In a bid to work out new ways of raising funds through asset sales, the Department of Investment and Public Asset Management (DIPAM) is weighing the possibility of reducing the government’s stake in state-run firms to below 51 per cent without ceding management control.

DIPAM is also working on a plan to monetise non-core assets such as telecom towers, oil and gas pipelines and real estate of PSUs, a top government official said. PSUs are firms where the government holds a stake of 51 per cent or more.

Biting the bullet

“If the government can bite the bullet, we can go below 51 per cent,” the official in one of the key ministries told BusinessLine . Pointing out that in most private companies the promoter holds a less than 51 per cent stake and yet enjoys management control, the officer said: “Why should a government company be different? We can also go below 51 per cent and still wield management control.

“In fact, in many of the PSUs where we are the 51 per cent shareholder, if you count the holding of LIC, GIC, SBI, etc, it will go beyond 80 per cent. Effectively, the government holds more than 80 per cent in most of the PSUs.”

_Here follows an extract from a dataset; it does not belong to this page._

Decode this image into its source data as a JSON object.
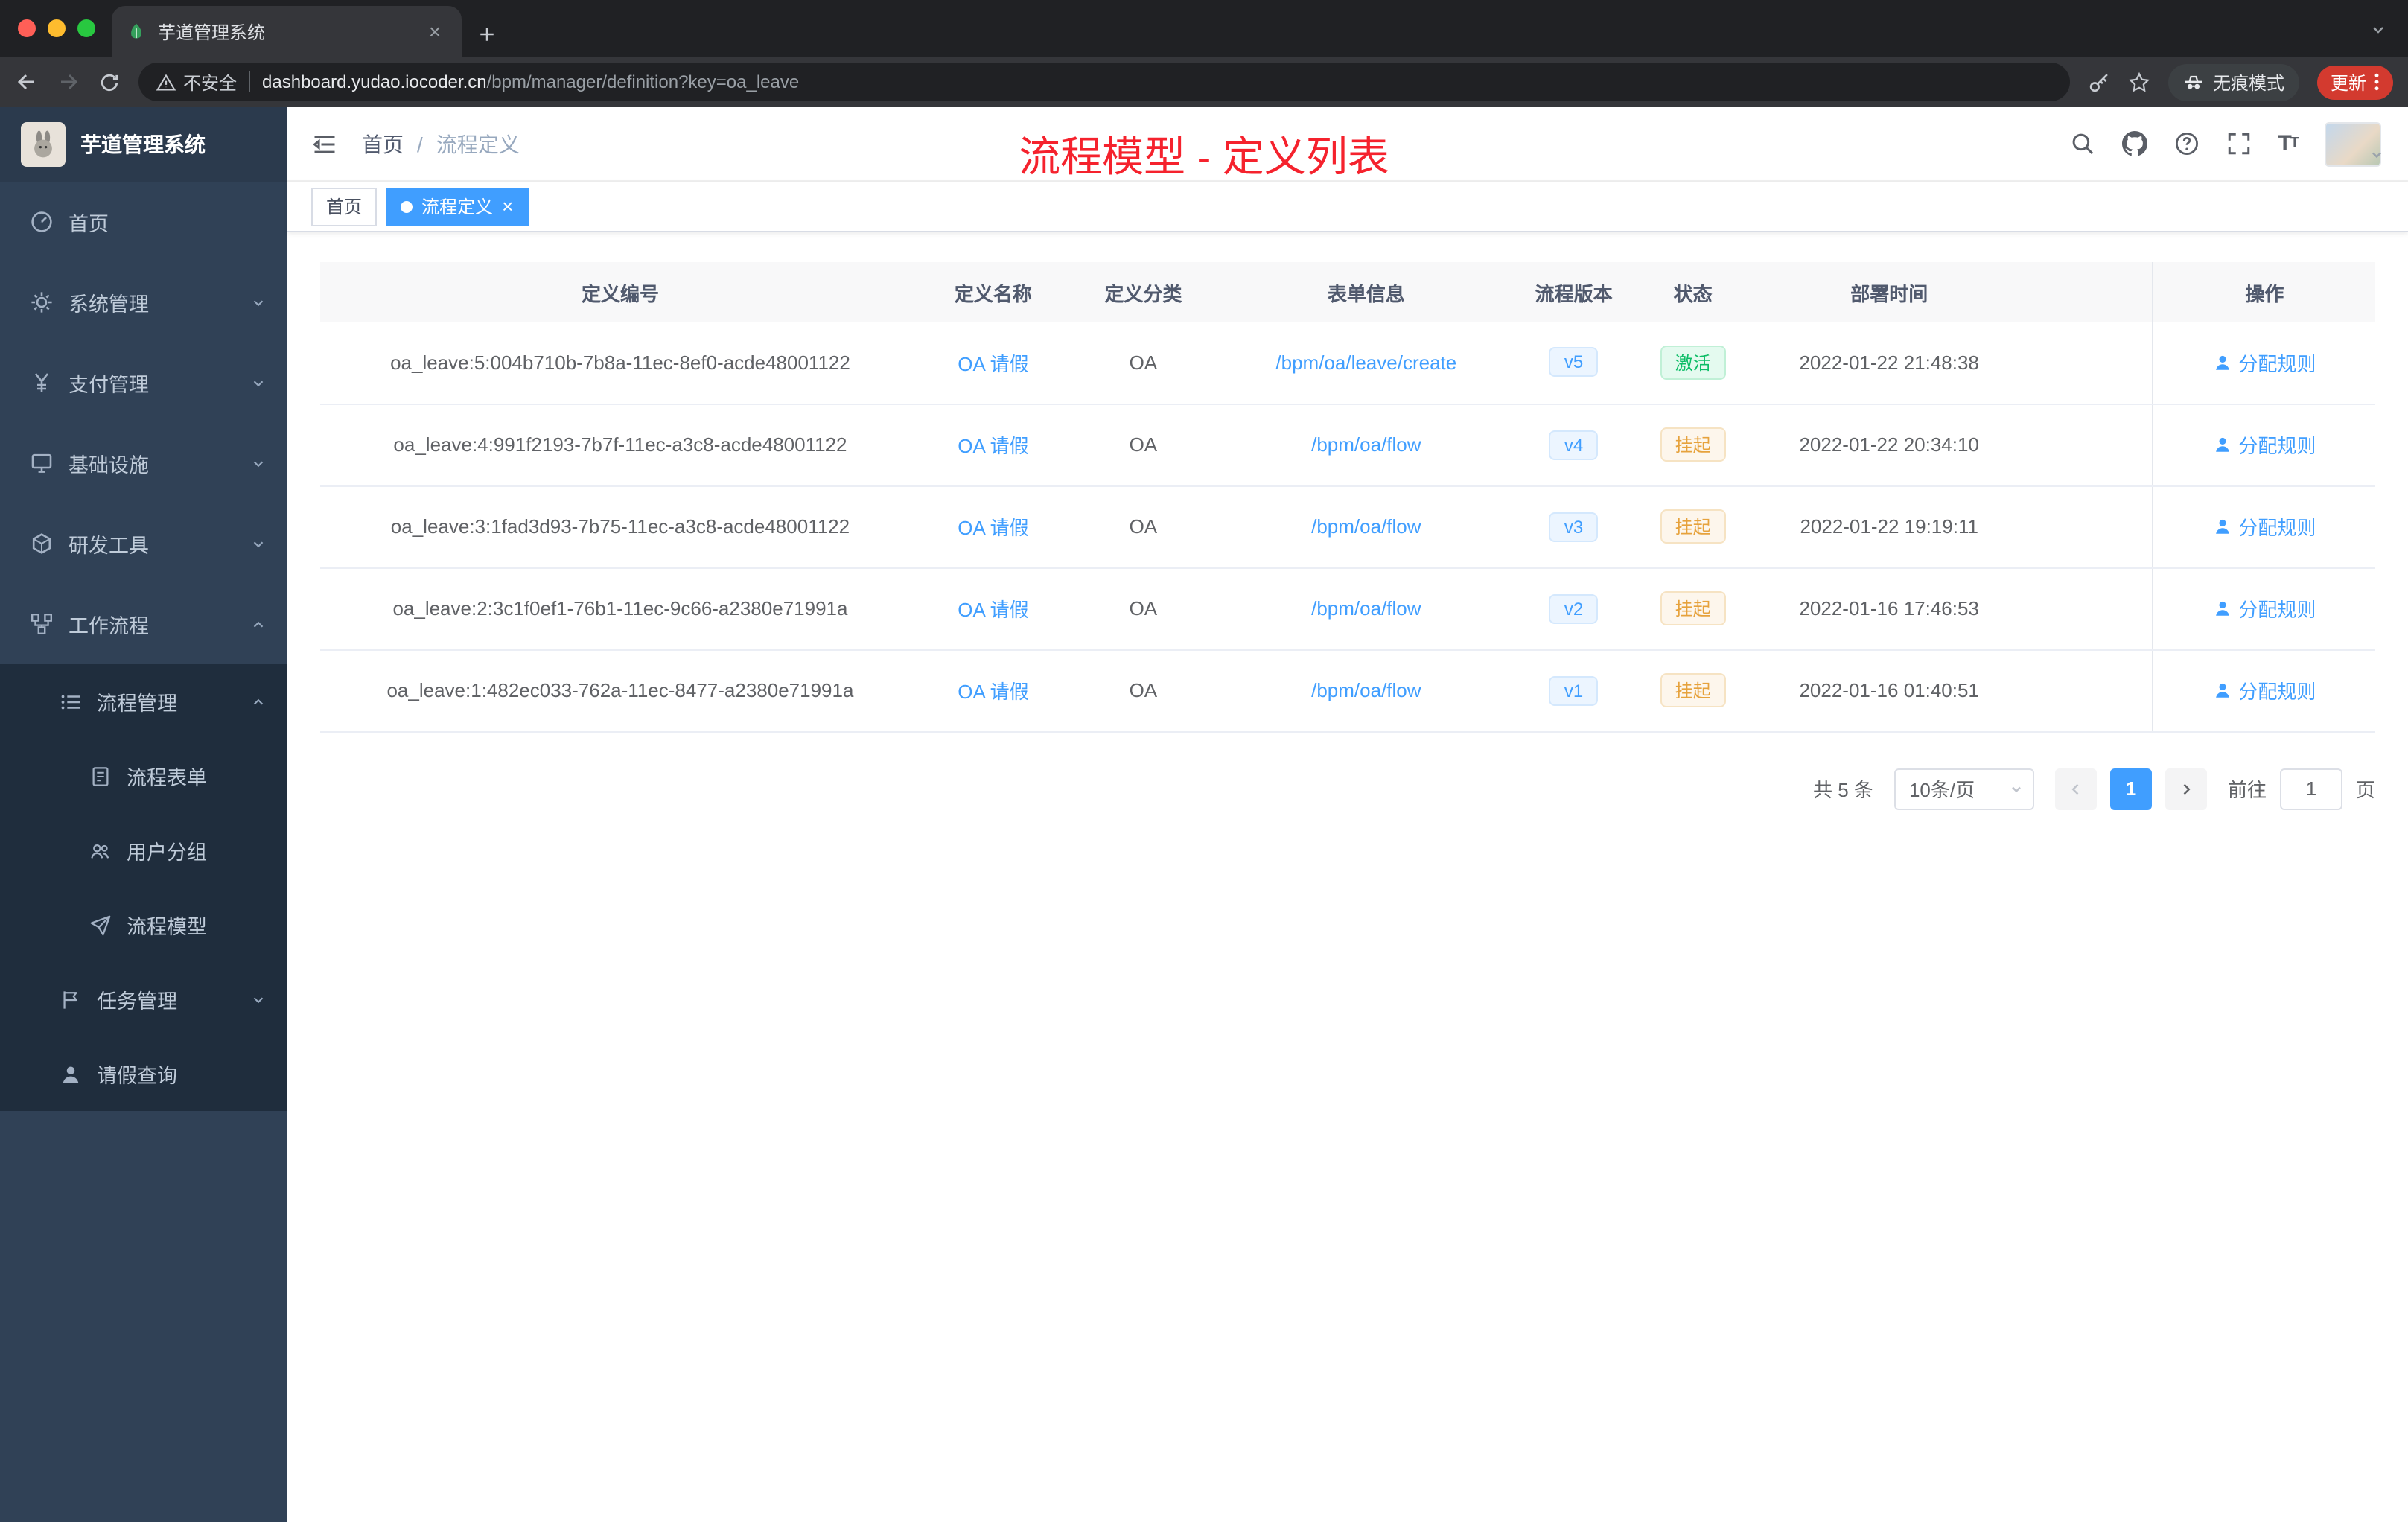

In such firms, if the stake of the government along with that of the other state-run firms together comes to 51 per cent, the government can dilute its stake and still retain control over the PSU, he added.

“The government holding can even go to as low as 25 or 26 per cent while retaining management control. Maybe the law has to be changed for this reclassification of PSUs,” the official said, asking not to be named because of the sensitivity surrounding the issue.

Spare capacity

The government has also mandated DIPAM to work out procedures for monetising non-core assets of PSUs including MTNL and BSNL, the official said.

“These are assets not used or exploited by the PSUs. It also involves monetisation of assets where there is spare capacity that can be let out to others. Such monetisation can be carried out either by the PSU concerned or through DIPAM and the proceeds will be shared in proportion to the shareholding,” he added.